PROBLEM STATEMENT>
Your answer should be every line from the records that contains "terror".

Collected data

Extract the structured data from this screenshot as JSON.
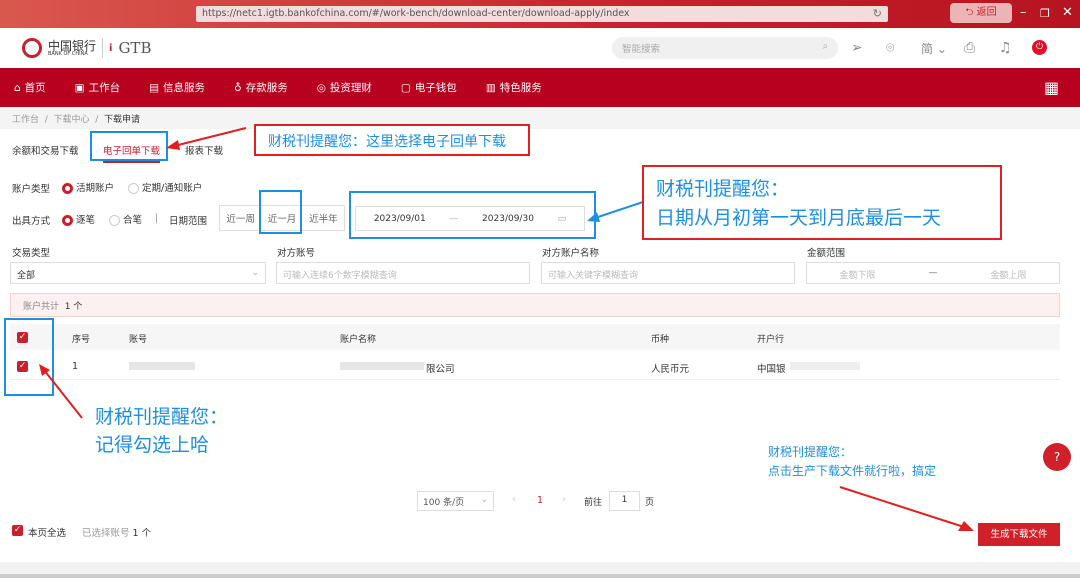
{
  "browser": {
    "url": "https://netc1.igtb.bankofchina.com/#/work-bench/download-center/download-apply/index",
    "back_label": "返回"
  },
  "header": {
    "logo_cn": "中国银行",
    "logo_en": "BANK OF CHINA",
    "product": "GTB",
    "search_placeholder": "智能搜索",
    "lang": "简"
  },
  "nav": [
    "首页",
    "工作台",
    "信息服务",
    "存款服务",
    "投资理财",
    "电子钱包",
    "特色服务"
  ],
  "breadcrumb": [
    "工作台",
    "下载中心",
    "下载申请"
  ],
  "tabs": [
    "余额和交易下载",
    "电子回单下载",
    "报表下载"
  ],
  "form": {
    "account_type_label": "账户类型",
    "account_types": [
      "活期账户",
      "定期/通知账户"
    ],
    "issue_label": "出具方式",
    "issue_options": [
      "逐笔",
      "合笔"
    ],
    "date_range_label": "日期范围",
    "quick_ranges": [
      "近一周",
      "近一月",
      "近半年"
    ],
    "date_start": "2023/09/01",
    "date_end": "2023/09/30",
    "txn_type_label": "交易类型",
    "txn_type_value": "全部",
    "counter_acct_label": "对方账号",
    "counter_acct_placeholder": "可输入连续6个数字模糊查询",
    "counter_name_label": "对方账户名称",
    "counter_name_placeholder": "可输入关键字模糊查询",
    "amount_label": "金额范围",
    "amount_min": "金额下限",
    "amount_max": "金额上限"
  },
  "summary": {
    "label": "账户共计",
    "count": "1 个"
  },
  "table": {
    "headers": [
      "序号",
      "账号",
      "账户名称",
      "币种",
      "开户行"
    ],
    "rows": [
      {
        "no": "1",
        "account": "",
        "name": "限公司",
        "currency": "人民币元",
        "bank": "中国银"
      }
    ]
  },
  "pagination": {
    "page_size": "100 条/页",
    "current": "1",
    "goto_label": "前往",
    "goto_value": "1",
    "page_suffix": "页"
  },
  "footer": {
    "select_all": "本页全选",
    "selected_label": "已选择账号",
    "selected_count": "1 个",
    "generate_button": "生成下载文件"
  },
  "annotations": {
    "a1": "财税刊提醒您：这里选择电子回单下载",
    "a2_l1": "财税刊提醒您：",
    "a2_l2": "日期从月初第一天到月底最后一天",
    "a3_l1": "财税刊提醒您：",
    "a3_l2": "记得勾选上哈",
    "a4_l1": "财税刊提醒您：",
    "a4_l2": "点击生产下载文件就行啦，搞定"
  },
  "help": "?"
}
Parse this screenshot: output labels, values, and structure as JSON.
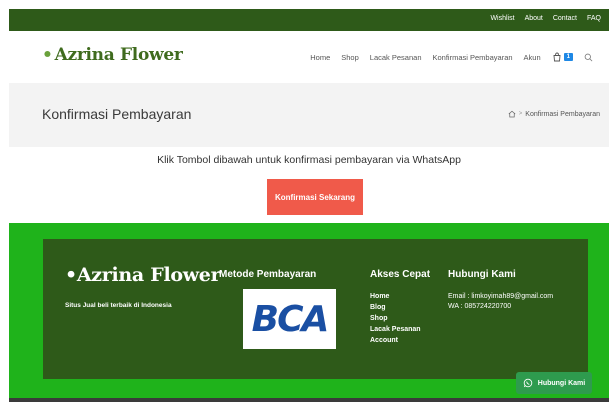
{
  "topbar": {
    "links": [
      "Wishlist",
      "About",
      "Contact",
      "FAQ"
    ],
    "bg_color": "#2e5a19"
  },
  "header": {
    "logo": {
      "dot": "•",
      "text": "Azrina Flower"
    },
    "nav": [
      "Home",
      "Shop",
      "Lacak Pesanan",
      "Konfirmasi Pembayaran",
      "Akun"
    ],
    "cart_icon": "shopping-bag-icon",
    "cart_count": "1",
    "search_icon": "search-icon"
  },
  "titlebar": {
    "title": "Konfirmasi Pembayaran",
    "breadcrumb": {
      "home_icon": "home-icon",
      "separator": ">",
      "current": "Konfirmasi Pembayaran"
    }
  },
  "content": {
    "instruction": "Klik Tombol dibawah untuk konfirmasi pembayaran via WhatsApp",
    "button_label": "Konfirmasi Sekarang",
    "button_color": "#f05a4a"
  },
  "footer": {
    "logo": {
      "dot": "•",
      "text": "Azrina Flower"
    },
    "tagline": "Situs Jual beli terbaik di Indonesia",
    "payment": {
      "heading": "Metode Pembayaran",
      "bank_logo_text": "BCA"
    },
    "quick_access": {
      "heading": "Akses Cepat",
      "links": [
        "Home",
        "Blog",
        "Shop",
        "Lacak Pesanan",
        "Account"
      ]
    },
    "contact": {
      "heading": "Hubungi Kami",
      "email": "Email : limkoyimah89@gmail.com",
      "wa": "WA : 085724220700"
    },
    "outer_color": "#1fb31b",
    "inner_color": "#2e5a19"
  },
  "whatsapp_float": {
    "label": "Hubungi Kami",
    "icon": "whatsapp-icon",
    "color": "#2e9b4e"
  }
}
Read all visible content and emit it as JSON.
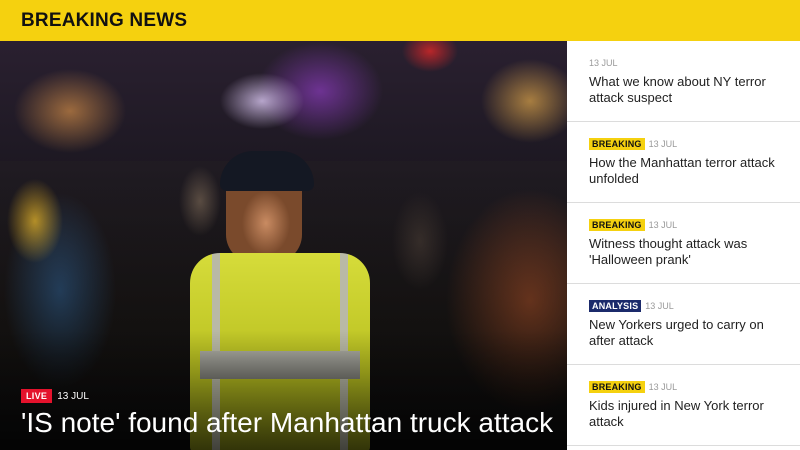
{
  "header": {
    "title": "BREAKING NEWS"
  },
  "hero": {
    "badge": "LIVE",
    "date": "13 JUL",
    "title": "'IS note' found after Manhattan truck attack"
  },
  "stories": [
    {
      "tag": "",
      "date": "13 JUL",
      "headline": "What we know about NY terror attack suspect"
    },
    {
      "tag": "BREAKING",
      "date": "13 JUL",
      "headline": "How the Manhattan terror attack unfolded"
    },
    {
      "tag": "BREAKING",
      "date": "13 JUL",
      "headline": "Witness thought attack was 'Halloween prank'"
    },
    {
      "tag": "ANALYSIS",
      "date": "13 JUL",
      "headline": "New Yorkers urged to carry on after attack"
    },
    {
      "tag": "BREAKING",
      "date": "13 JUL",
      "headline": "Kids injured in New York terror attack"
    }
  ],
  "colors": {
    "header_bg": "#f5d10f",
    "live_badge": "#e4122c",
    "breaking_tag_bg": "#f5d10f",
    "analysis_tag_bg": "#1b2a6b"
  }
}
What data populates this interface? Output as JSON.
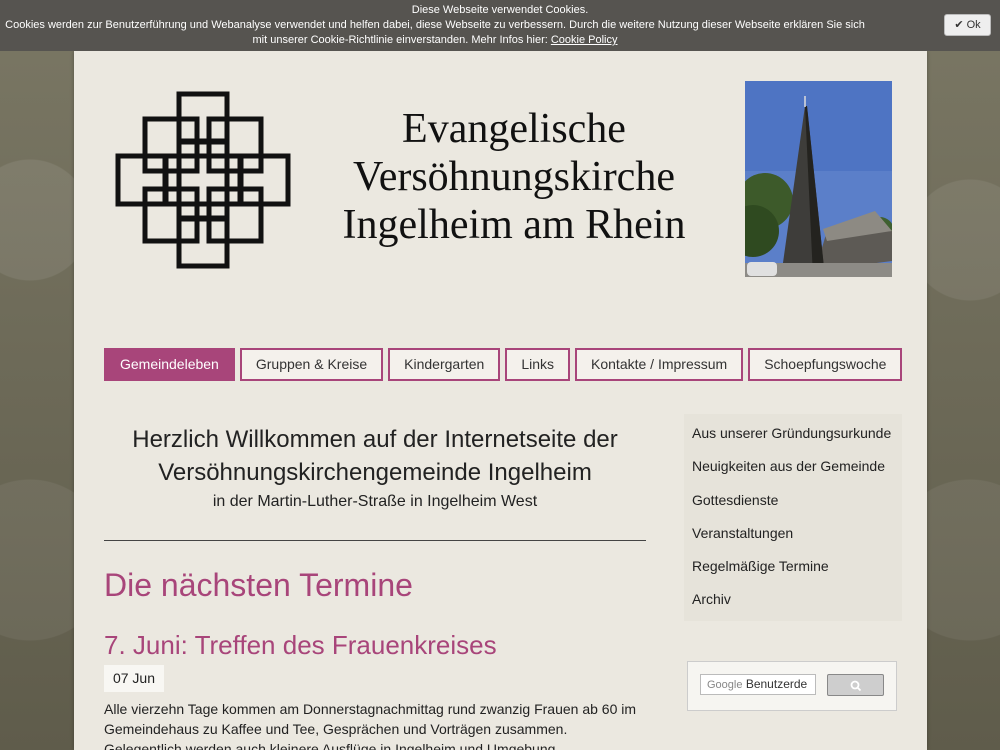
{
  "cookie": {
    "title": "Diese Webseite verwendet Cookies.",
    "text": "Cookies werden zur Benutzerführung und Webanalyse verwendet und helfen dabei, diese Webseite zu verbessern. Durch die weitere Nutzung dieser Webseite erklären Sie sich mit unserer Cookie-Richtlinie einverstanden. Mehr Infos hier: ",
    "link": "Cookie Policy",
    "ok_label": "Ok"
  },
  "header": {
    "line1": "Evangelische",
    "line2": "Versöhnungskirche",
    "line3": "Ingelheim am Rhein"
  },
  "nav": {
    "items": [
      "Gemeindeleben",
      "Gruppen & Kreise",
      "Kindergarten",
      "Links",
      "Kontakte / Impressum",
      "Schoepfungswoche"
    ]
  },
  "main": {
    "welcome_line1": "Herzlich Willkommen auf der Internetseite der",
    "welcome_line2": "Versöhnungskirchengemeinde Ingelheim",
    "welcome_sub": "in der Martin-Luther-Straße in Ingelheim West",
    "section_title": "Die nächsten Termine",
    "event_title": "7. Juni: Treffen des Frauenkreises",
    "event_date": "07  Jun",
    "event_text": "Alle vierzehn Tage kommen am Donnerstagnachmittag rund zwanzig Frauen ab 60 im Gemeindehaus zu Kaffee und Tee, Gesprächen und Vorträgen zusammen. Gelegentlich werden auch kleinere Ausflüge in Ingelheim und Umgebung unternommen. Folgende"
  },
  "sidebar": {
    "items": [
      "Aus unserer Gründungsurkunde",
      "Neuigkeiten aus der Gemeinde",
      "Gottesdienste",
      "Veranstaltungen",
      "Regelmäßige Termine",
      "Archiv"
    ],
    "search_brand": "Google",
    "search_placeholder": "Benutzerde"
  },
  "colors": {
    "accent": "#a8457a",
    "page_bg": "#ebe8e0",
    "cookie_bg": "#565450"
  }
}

RESPONSE TO THIS TASK>
      "headline": "What we know about NY terror attack suspect"
      "headline": "How the Manhattan terror attack unfolded"
      "headline": "Kids injured in New York terror attack"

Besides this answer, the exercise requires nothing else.